  • As we want to authenticate users, all the information around identity and user authentication is relevant. In other words, you would like to understand whether the credentials the user uses are somewhere leaked to the dark web, or whether the user had suspicious behavior beforehand, or whether the user’s credentials were cached on a (potentially?) compromised machine and therefore at risk, or or  or…. There is a lot of intelligence flowing into the user risk and there is a lot of collaboration needed between the different toolsets. For us, this is a close collaboration between Azure Active Directory Identity Protection, Azure Advanced Threat Protection (protecting you on-prem Domain Controller), Microsoft Cloud App Security, Windows Hello for Business and Microsoft Defender Advanced Threat Protection.
  • You need some kind of policy enforcement engine, which can embrace all the relevant information coming from the user, the device, the threat intel etc., then takes this into account and acts as you defined in your policy based on the risk exposure (in collaboration with your apps, see below). In our case, this is Azure Active Directory Conditional Access.
  • If the user’s risk is too high, you might want to trigger either an additional verification step (like using an additional factor like the authenticator app on the mobile phone) or trigger a password reset. This can be done using Azure Active Directory Multifactor Authentication and Azure Active Directory Self-Service Password Reset.
  • Now you want to mix in signals from your device. You want to understand, whether the device is potentially compromised, rooted or in a compliant state. We collect this information through Microsoft InTune and feed with different tools first and third party like Microsoft Defender Advanced Threat Protection.

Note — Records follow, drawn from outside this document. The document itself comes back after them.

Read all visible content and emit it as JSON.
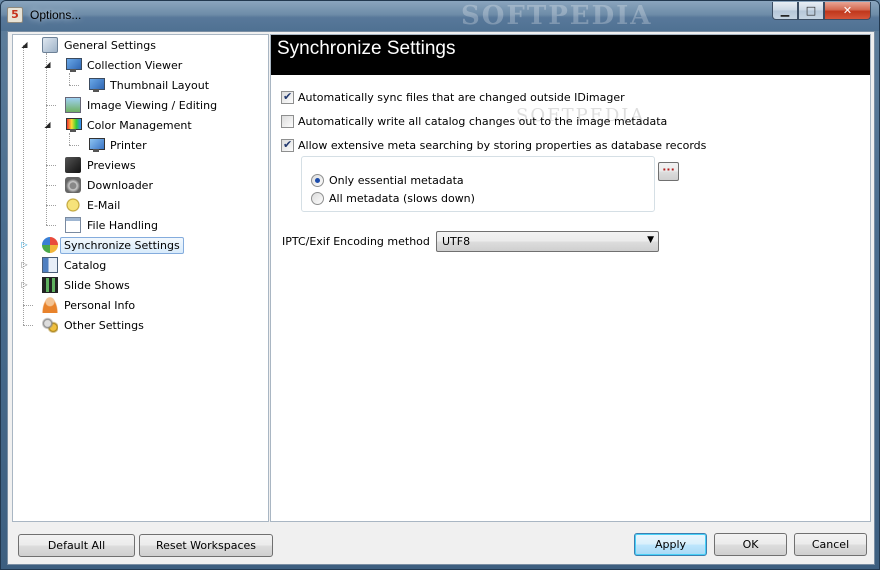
{
  "window": {
    "title": "Options...",
    "app_icon": "5",
    "watermark": "SOFTPEDIA",
    "controls": {
      "minimize": "▁",
      "maximize": "□",
      "close": "✕"
    }
  },
  "tree": {
    "items": [
      {
        "label": "General Settings",
        "icon": "gear-icon",
        "expander": "◢"
      },
      {
        "label": "Collection Viewer",
        "icon": "monitor-icon",
        "expander": "◢"
      },
      {
        "label": "Thumbnail Layout",
        "icon": "monitor-icon"
      },
      {
        "label": "Image Viewing / Editing",
        "icon": "picture-icon"
      },
      {
        "label": "Color Management",
        "icon": "color-monitor-icon",
        "expander": "◢"
      },
      {
        "label": "Printer",
        "icon": "printer-icon"
      },
      {
        "label": "Previews",
        "icon": "previews-icon"
      },
      {
        "label": "Downloader",
        "icon": "camera-icon"
      },
      {
        "label": "E-Mail",
        "icon": "email-icon"
      },
      {
        "label": "File Handling",
        "icon": "file-icon"
      },
      {
        "label": "Synchronize Settings",
        "icon": "sync-icon",
        "expander": "▷",
        "selected": true
      },
      {
        "label": "Catalog",
        "icon": "catalog-icon",
        "expander": "▷"
      },
      {
        "label": "Slide Shows",
        "icon": "film-icon",
        "expander": "▷"
      },
      {
        "label": "Personal Info",
        "icon": "person-icon"
      },
      {
        "label": "Other Settings",
        "icon": "tools-icon"
      }
    ]
  },
  "panel": {
    "title": "Synchronize Settings",
    "options": [
      {
        "label": "Automatically sync files that are changed outside IDimager",
        "checked": true
      },
      {
        "label": "Automatically write all catalog changes out to the image metadata",
        "checked": false
      },
      {
        "label": "Allow extensive meta searching by storing properties as database records",
        "checked": true
      }
    ],
    "metadata_choice": {
      "options": [
        {
          "label": "Only essential metadata",
          "selected": true
        },
        {
          "label": "All metadata (slows down)",
          "selected": false
        }
      ],
      "ellipsis": "···"
    },
    "encoding": {
      "label": "IPTC/Exif Encoding method",
      "value": "UTF8",
      "arrow": "▼"
    },
    "watermark": "SOFTPEDIA"
  },
  "footer": {
    "default_all": "Default All",
    "reset_workspaces": "Reset Workspaces",
    "apply": "Apply",
    "ok": "OK",
    "cancel": "Cancel"
  }
}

Once there is a session and a user risk score, you decide what you want to do. Do you want to block access, enforce a password reset, limit access, allow access? This is then the policy enforcement engine, Conditional Access, in collaboration with your applications.

Finally, the applications you want to authenticate to must integrate. We do this natively with AAD for thousands of apps, which are either SaaS or leverage modern authentication like OpenID or SAML. For legacy applications, we offer Azure AD Proxy, which can help to ease this pain. If these apps still use legacy authentication protocols, you might want to re-think your strategy. As we assume compromise on your network (remember, you do not trust it anymore), you will not want to run NTLM or LM Hash across this network anyway.

Putting it all together technically, this picture reflects this view:

If you add signals and a clear monitoring strategy to it, you will get better security, a higher level of controls and better alerting for your environment as you reflect today’s reality. Especially you accept the fact the just having your data on-prem within your network perimeter does not necessarily make it more secure. Breaking the network perimeter is typically the easiest part of an attack…

Security Operations will benefit heavily from this as well if set up correctly and we will look into this the next time.

*** This is a Security Bloggers Network syndicated blog from Roger Halbheer on Security authored by Roger Halbheer. Read the original post at: